### Exercise goal:
Please copy all of the records exactly, leaving nothing out.

### Record extracts:
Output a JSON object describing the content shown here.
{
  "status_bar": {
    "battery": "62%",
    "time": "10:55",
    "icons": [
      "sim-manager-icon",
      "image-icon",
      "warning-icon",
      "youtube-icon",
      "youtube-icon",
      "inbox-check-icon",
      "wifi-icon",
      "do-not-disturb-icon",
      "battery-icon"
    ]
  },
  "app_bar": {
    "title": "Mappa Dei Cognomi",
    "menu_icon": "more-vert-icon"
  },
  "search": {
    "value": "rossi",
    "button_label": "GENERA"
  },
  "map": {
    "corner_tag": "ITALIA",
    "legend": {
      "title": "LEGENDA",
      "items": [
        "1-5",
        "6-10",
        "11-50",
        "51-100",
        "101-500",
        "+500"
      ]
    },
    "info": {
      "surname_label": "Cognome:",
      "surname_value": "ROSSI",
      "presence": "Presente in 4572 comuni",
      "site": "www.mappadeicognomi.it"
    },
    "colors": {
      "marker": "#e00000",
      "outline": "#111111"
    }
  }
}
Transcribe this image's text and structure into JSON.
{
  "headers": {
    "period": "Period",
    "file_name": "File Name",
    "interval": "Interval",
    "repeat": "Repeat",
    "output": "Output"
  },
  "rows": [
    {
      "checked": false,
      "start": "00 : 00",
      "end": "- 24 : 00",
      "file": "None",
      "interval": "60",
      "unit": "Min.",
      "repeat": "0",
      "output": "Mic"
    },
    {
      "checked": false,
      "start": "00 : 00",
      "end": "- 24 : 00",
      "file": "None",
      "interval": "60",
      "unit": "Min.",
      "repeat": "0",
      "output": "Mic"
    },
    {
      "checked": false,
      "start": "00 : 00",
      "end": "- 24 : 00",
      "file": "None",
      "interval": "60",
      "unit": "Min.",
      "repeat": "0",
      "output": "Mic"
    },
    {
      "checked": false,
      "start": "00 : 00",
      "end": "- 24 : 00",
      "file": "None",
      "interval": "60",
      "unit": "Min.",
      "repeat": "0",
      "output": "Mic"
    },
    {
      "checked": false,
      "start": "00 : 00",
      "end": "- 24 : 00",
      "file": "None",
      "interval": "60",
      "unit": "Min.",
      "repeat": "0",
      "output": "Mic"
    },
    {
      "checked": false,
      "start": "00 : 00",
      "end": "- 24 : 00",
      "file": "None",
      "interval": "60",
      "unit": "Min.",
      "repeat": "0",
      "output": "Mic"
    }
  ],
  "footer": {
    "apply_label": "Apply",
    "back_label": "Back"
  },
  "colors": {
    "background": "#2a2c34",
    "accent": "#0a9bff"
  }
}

### Solution to this exercise:
Output a JSON object describing the content shown here.
{
  "status_bar": {
    "battery": "62%",
    "time": "10:55",
    "icons": [
      "sim-manager-icon",
      "image-icon",
      "warning-icon",
      "youtube-icon",
      "youtube-icon",
      "inbox-check-icon",
      "wifi-icon",
      "do-not-disturb-icon",
      "battery-icon"
    ]
  },
  "app_bar": {
    "title": "Mappa Dei Cognomi",
    "menu_icon": "more-vert-icon"
  },
  "search": {
    "value": "rossi",
    "button_label": "GENERA"
  },
  "map": {
    "corner_tag": "ITALIA",
    "legend": {
      "title": "LEGENDA",
      "items": [
        "1-5",
        "6-10",
        "11-50",
        "51-100",
        "101-500",
        "+500"
      ]
    },
    "info": {
      "surname_label": "Cognome:",
      "surname_value": "ROSSI",
      "presence": "Presente in 4572 comuni",
      "site": "www.mappadeicognomi.it"
    },
    "colors": {
      "marker": "#e00000",
      "outline": "#111111"
    }
  }
}
Transcribe this image's text and structure into JSON.
{
  "headers": {
    "period": "Period",
    "file_name": "File Name",
    "interval": "Interval",
    "repeat": "Repeat",
    "output": "Output"
  },
  "rows": [
    {
      "checked": false,
      "start": "00 : 00",
      "end": "- 24 : 00",
      "file": "None",
      "interval": "60",
      "unit": "Min.",
      "repeat": "0",
      "output": "Mic"
    },
    {
      "checked": false,
      "start": "00 : 00",
      "end": "- 24 : 00",
      "file": "None",
      "interval": "60",
      "unit": "Min.",
      "repeat": "0",
      "output": "Mic"
    },
    {
      "checked": false,
      "start": "00 : 00",
      "end": "- 24 : 00",
      "file": "None",
      "interval": "60",
      "unit": "Min.",
      "repeat": "0",
      "output": "Mic"
    },
    {
      "checked": false,
      "start": "00 : 00",
      "end": "- 24 : 00",
      "file": "None",
      "interval": "60",
      "unit": "Min.",
      "repeat": "0",
      "output": "Mic"
    },
    {
      "checked": false,
      "start": "00 : 00",
      "end": "- 24 : 00",
      "file": "None",
      "interval": "60",
      "unit": "Min.",
      "repeat": "0",
      "output": "Mic"
    },
    {
      "checked": false,
      "start": "00 : 00",
      "end": "- 24 : 00",
      "file": "None",
      "interval": "60",
      "unit": "Min.",
      "repeat": "0",
      "output": "Mic"
    }
  ],
  "footer": {
    "apply_label": "Apply",
    "back_label": "Back"
  },
  "colors": {
    "background": "#2a2c34",
    "accent": "#0a9bff"
  }
}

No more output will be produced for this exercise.